**TASK TO COMPLETE**
Output each line of the listing that follows, with every character kept as it is.

**DATASET EXTRACT**
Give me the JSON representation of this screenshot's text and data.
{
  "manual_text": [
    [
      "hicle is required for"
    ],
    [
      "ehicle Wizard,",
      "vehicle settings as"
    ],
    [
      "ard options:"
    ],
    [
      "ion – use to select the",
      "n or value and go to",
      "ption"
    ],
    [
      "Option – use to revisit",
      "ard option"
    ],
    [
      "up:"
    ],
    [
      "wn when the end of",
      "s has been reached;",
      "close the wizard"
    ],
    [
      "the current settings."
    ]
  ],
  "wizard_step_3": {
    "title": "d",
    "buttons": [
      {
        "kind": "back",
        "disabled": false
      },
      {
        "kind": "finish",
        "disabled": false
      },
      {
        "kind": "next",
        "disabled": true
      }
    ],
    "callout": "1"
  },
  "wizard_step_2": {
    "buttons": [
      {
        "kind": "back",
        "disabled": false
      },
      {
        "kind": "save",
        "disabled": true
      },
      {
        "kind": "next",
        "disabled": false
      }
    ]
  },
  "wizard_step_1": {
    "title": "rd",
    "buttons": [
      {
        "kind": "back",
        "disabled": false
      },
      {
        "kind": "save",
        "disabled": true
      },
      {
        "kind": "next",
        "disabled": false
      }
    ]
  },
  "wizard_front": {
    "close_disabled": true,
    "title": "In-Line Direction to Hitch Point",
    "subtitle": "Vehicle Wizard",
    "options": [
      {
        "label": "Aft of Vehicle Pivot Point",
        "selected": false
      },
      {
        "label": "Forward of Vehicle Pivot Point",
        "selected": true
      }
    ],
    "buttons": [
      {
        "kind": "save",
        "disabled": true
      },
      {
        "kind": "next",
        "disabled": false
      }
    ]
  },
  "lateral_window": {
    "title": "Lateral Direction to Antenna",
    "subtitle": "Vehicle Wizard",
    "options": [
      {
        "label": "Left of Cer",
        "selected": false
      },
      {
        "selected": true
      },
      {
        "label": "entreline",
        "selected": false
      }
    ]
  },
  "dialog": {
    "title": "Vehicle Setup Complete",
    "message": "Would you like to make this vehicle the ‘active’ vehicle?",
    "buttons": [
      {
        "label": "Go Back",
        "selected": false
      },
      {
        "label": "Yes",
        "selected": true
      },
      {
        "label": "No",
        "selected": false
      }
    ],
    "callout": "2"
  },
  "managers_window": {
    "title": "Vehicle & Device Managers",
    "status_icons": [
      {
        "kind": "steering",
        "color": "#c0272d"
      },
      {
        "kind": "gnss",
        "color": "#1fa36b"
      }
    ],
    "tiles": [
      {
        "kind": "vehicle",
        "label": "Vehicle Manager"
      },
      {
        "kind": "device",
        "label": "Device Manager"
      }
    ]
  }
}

**ANSWER FOR THE TASK**
Give me the JSON representation of this screenshot's text and data.
{
  "manual_text": [
    [
      "hicle is required for"
    ],
    [
      "ehicle Wizard,",
      "vehicle settings as"
    ],
    [
      "ard options:"
    ],
    [
      "ion – use to select the",
      "n or value and go to",
      "ption"
    ],
    [
      "Option – use to revisit",
      "ard option"
    ],
    [
      "up:"
    ],
    [
      "wn when the end of",
      "s has been reached;",
      "close the wizard"
    ],
    [
      "the current settings."
    ]
  ],
  "wizard_step_3": {
    "title": "d",
    "buttons": [
      {
        "kind": "back",
        "disabled": false
      },
      {
        "kind": "finish",
        "disabled": false
      },
      {
        "kind": "next",
        "disabled": true
      }
    ],
    "callout": "1"
  },
  "wizard_step_2": {
    "buttons": [
      {
        "kind": "back",
        "disabled": false
      },
      {
        "kind": "save",
        "disabled": true
      },
      {
        "kind": "next",
        "disabled": false
      }
    ]
  },
  "wizard_step_1": {
    "title": "rd",
    "buttons": [
      {
        "kind": "back",
        "disabled": false
      },
      {
        "kind": "save",
        "disabled": true
      },
      {
        "kind": "next",
        "disabled": false
      }
    ]
  },
  "wizard_front": {
    "close_disabled": true,
    "title": "In-Line Direction to Hitch Point",
    "subtitle": "Vehicle Wizard",
    "options": [
      {
        "label": "Aft of Vehicle Pivot Point",
        "selected": false
      },
      {
        "label": "Forward of Vehicle Pivot Point",
        "selected": true
      }
    ],
    "buttons": [
      {
        "kind": "save",
        "disabled": true
      },
      {
        "kind": "next",
        "disabled": false
      }
    ]
  },
  "lateral_window": {
    "title": "Lateral Direction to Antenna",
    "subtitle": "Vehicle Wizard",
    "options": [
      {
        "label": "Left of Cer",
        "selected": false
      },
      {
        "selected": true
      },
      {
        "label": "entreline",
        "selected": false
      }
    ]
  },
  "dialog": {
    "title": "Vehicle Setup Complete",
    "message": "Would you like to make this vehicle the ‘active’ vehicle?",
    "buttons": [
      {
        "label": "Go Back",
        "selected": false
      },
      {
        "label": "Yes",
        "selected": true
      },
      {
        "label": "No",
        "selected": false
      }
    ],
    "callout": "2"
  },
  "managers_window": {
    "title": "Vehicle & Device Managers",
    "status_icons": [
      {
        "kind": "steering",
        "color": "#c0272d"
      },
      {
        "kind": "gnss",
        "color": "#1fa36b"
      }
    ],
    "tiles": [
      {
        "kind": "vehicle",
        "label": "Vehicle Manager"
      },
      {
        "kind": "device",
        "label": "Device Manager"
      }
    ]
  }
}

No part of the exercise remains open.